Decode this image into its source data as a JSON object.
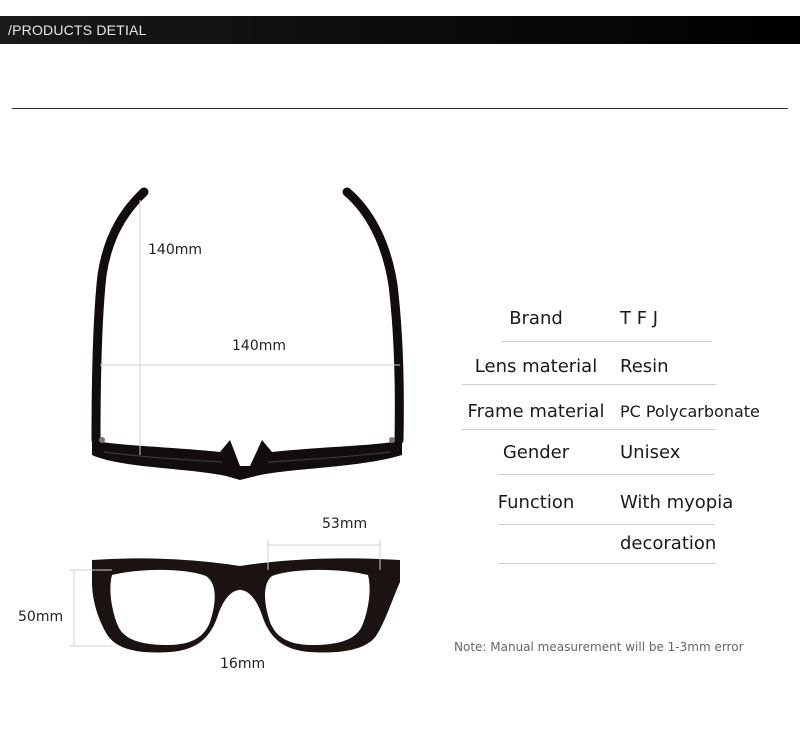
{
  "header": {
    "title": "/PRODUCTS DETIAL"
  },
  "dimensions": {
    "temple_length": "140mm",
    "frame_width": "140mm",
    "lens_width": "53mm",
    "lens_height": "50mm",
    "bridge_width": "16mm"
  },
  "specs": [
    {
      "label": "Brand",
      "value": "T F J"
    },
    {
      "label": "Lens material",
      "value": "Resin"
    },
    {
      "label": "Frame material",
      "value": "PC Polycarbonate"
    },
    {
      "label": "Gender",
      "value": "Unisex"
    },
    {
      "label": "Function",
      "value": "With myopia"
    },
    {
      "label": "",
      "value": "decoration"
    }
  ],
  "note": "Note: Manual measurement will be 1-3mm error",
  "colors": {
    "frame": "#1b1212",
    "header": "#000000",
    "divider": "#333333"
  }
}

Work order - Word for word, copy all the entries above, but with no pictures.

Answer section -
Decode this image into its source data as a JSON object.
{
  "header": {
    "title": "/PRODUCTS DETIAL"
  },
  "dimensions": {
    "temple_length": "140mm",
    "frame_width": "140mm",
    "lens_width": "53mm",
    "lens_height": "50mm",
    "bridge_width": "16mm"
  },
  "specs": [
    {
      "label": "Brand",
      "value": "T F J"
    },
    {
      "label": "Lens material",
      "value": "Resin"
    },
    {
      "label": "Frame material",
      "value": "PC Polycarbonate"
    },
    {
      "label": "Gender",
      "value": "Unisex"
    },
    {
      "label": "Function",
      "value": "With myopia"
    },
    {
      "label": "",
      "value": "decoration"
    }
  ],
  "note": "Note: Manual measurement will be 1-3mm error",
  "colors": {
    "frame": "#1b1212",
    "header": "#000000",
    "divider": "#333333"
  }
}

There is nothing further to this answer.